START Information provided

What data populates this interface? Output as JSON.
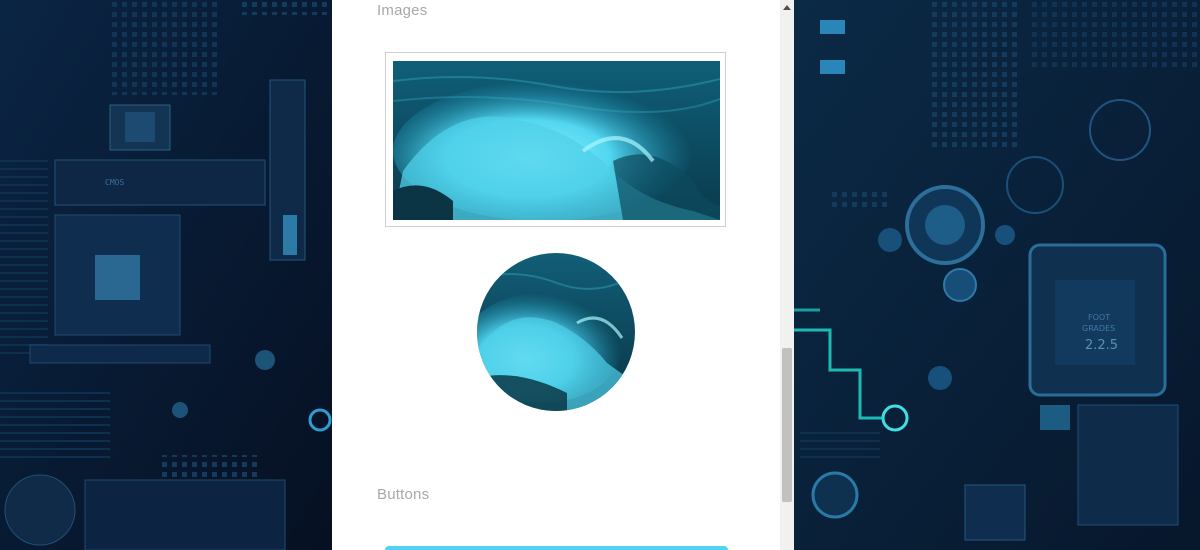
{
  "sections": {
    "images_title": "Images",
    "buttons_title": "Buttons"
  },
  "images": [
    {
      "name": "ocean-wave-thumbnail",
      "style": "thumbnail"
    },
    {
      "name": "ocean-wave-circle",
      "style": "rounded-circle"
    }
  ],
  "buttons": [
    {
      "label": ""
    }
  ],
  "background": {
    "left_chip_text": "CMOS",
    "right_chip_text_1": "FOOT",
    "right_chip_text_2": "GRADES",
    "right_chip_version": "2.2.5"
  },
  "colors": {
    "accent": "#4fd3ee",
    "section_title": "#a8a8a8",
    "panel_bg": "#ffffff",
    "page_bg": "#06162e"
  }
}
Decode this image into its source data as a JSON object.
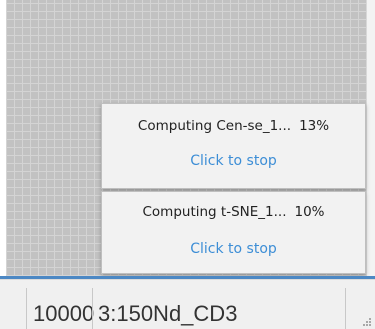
{
  "notifications": [
    {
      "title": "Computing Cen-se_1...",
      "progress": "13%",
      "progress_value": 0.13,
      "action_label": "Click to stop"
    },
    {
      "title": "Computing t-SNE_1...",
      "progress": "10%",
      "progress_value": 0.1,
      "action_label": "Click to stop"
    }
  ],
  "status_bar": {
    "count": "10000",
    "channel": "3:150Nd_CD3"
  },
  "colors": {
    "accent_line": "#4c88c4",
    "link": "#3d8ed6",
    "grid_background": "#c2c2c2"
  },
  "icons": {
    "resize_grip": "resize-grip-icon"
  }
}
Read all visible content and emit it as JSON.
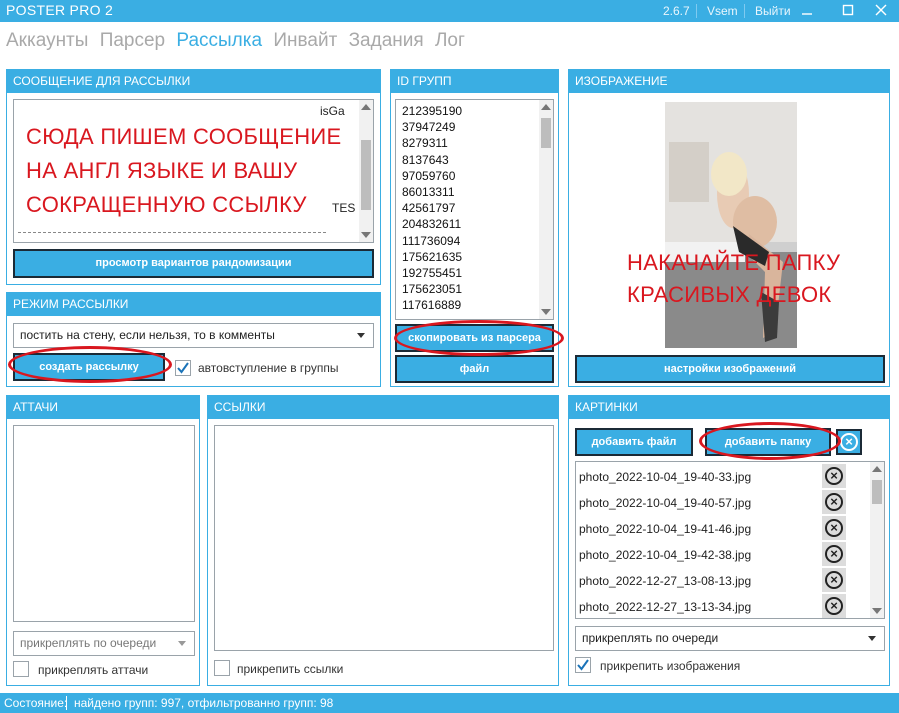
{
  "app": {
    "title": "POSTER PRO 2",
    "version": "2.6.7",
    "user": "Vsem",
    "logout": "Выйти"
  },
  "nav": {
    "tabs": [
      "Аккаунты",
      "Парсер",
      "Рассылка",
      "Инвайт",
      "Задания",
      "Лог"
    ],
    "active": "Рассылка"
  },
  "message_panel": {
    "header": "СООБЩЕНИЕ ДЛЯ РАССЫЛКИ",
    "visible_fragment_1": "isGa",
    "visible_fragment_2": "TES",
    "preview_button": "просмотр вариантов рандомизации"
  },
  "mode_panel": {
    "header": "РЕЖИМ РАССЫЛКИ",
    "mode_value": "постить на стену, если нельзя, то в комменты",
    "create_button": "создать рассылку",
    "auto_join_label": "автовступление в группы",
    "auto_join_checked": true
  },
  "ids_panel": {
    "header": "ID ГРУПП",
    "ids": [
      "212395190",
      "37947249",
      "8279311",
      "8137643",
      "97059760",
      "86013311",
      "42561797",
      "204832611",
      "111736094",
      "175621635",
      "192755451",
      "175623051",
      "117616889"
    ],
    "copy_button": "скопировать из парсера",
    "file_button": "файл"
  },
  "image_panel": {
    "header": "ИЗОБРАЖЕНИЕ",
    "settings_button": "настройки изображений"
  },
  "attachments_panel": {
    "header": "АТТАЧИ",
    "order_value": "прикреплять по очереди",
    "attach_label": "прикреплять аттачи",
    "attach_checked": false
  },
  "links_panel": {
    "header": "ССЫЛКИ",
    "attach_label": "прикрепить ссылки",
    "attach_checked": false
  },
  "pictures_panel": {
    "header": "КАРТИНКИ",
    "add_file_button": "добавить файл",
    "add_folder_button": "добавить папку",
    "files": [
      "photo_2022-10-04_19-40-33.jpg",
      "photo_2022-10-04_19-40-57.jpg",
      "photo_2022-10-04_19-41-46.jpg",
      "photo_2022-10-04_19-42-38.jpg",
      "photo_2022-12-27_13-08-13.jpg",
      "photo_2022-12-27_13-13-34.jpg"
    ],
    "order_value": "прикреплять по очереди",
    "attach_label": "прикрепить изображения",
    "attach_checked": true
  },
  "annotations": {
    "message_note": [
      "СЮДА ПИШЕМ СООБЩЕНИЕ",
      "НА АНГЛ ЯЗЫКЕ И ВАШУ",
      "СОКРАЩЕННУЮ ССЫЛКУ"
    ],
    "image_note": [
      "НАКАЧАЙТЕ ПАПКУ",
      "КРАСИВЫХ ДЕВОК"
    ]
  },
  "status": {
    "label": "Состояние:",
    "text": "найдено групп: 997, отфильтрованно групп: 98"
  },
  "colors": {
    "accent": "#3aaee3",
    "annotation_red": "#d9171f",
    "button_border": "#1b2a36"
  }
}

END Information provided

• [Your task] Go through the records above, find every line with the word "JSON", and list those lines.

• [Your response]
What data populates this interface? Output as JSON.
Decode this image into its source data as a JSON object.
Read all visible content and emit it as JSON.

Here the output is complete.